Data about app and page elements
Content starts

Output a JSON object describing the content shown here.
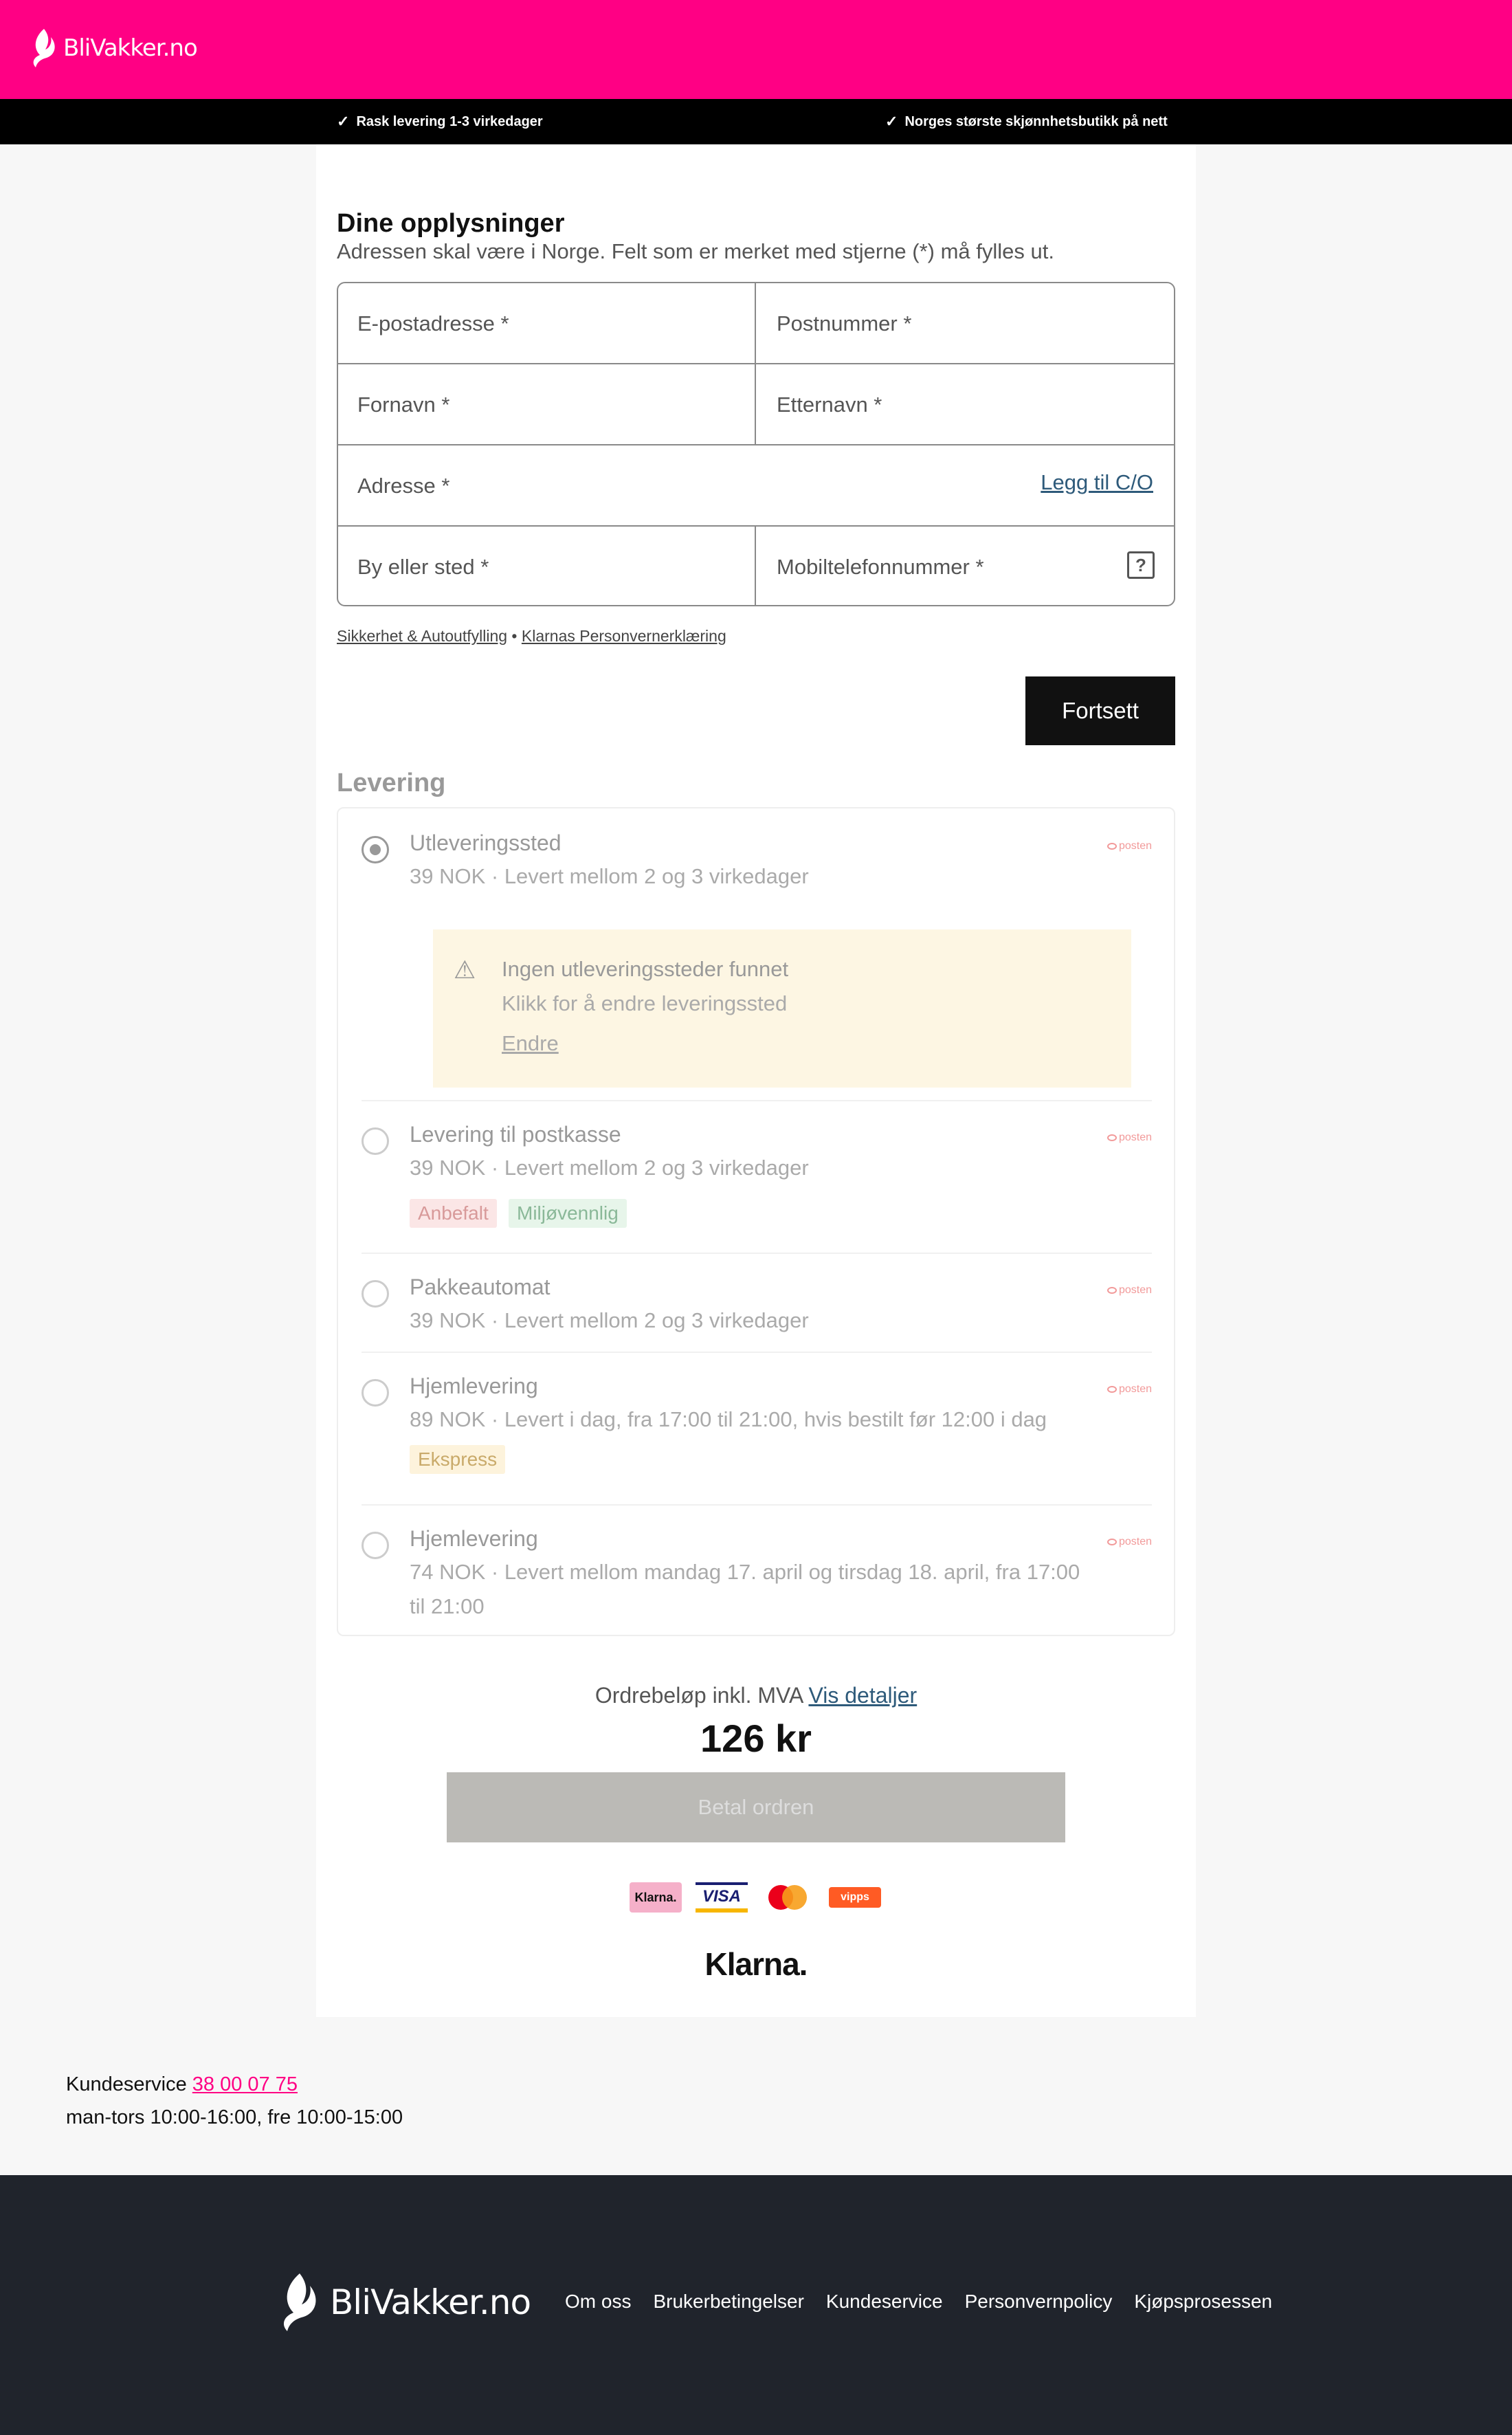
{
  "brand": {
    "name": "BliVakker.no",
    "color": "#ff0084"
  },
  "usp": [
    {
      "icon": "check-icon",
      "text": "Rask levering 1-3 virkedager"
    },
    {
      "icon": "check-icon",
      "text": "Norges største skjønnhetsbutikk på nett"
    }
  ],
  "details": {
    "title": "Dine opplysninger",
    "subtitle": "Adressen skal være i Norge. Felt som er merket med stjerne (*) må fylles ut.",
    "fields": {
      "email": "E-postadresse *",
      "postcode": "Postnummer *",
      "firstname": "Fornavn *",
      "lastname": "Etternavn *",
      "address": "Adresse *",
      "city": "By eller sted *",
      "phone": "Mobiltelefonnummer *"
    },
    "co_link": "Legg til C/O",
    "security_link": "Sikkerhet & Autoutfylling",
    "separator": "•",
    "privacy_link": "Klarnas Personvernerklæring",
    "continue": "Fortsett"
  },
  "delivery": {
    "title": "Levering",
    "carrier": "posten",
    "options": [
      {
        "name": "Utleveringssted",
        "desc": "39 NOK · Levert mellom 2 og 3 virkedager",
        "selected": true
      },
      {
        "name": "Levering til postkasse",
        "desc": "39 NOK · Levert mellom 2 og 3 virkedager",
        "tags": [
          "Anbefalt",
          "Miljøvennlig"
        ]
      },
      {
        "name": "Pakkeautomat",
        "desc": "39 NOK · Levert mellom 2 og 3 virkedager"
      },
      {
        "name": "Hjemlevering",
        "desc": "89 NOK · Levert i dag, fra 17:00 til 21:00, hvis bestilt før 12:00 i dag",
        "tags": [
          "Ekspress"
        ]
      },
      {
        "name": "Hjemlevering",
        "desc": "74 NOK · Levert mellom mandag 17. april og tirsdag 18. april, fra 17:00 til 21:00"
      }
    ],
    "warning": {
      "title": "Ingen utleveringssteder funnet",
      "text": "Klikk for å endre leveringssted",
      "link": "Endre"
    }
  },
  "summary": {
    "label": "Ordrebeløp inkl. MVA",
    "details_link": "Vis detaljer",
    "amount": "126 kr",
    "pay_button": "Betal ordren"
  },
  "payment_methods": {
    "klarna": "Klarna.",
    "visa": "VISA",
    "mastercard": "mastercard-icon",
    "vipps": "vipps"
  },
  "klarna_logo": "Klarna.",
  "customer_service": {
    "label": "Kundeservice",
    "phone": "38 00 07 75",
    "hours": "man-tors 10:00-16:00, fre 10:00-15:00"
  },
  "footer": {
    "links": [
      "Om oss",
      "Brukerbetingelser",
      "Kundeservice",
      "Personvernpolicy",
      "Kjøpsprosessen"
    ]
  }
}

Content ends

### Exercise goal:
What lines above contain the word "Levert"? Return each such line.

### Output of the task:
        "desc": "39 NOK · Levert mellom 2 og 3 virkedager",
        "desc": "39 NOK · Levert mellom 2 og 3 virkedager",
        "desc": "39 NOK · Levert mellom 2 og 3 virkedager"
        "desc": "89 NOK · Levert i dag, fra 17:00 til 21:00, hvis bestilt før 12:00 i dag",
        "desc": "74 NOK · Levert mellom mandag 17. april og tirsdag 18. april, fra 17:00 til 21:00"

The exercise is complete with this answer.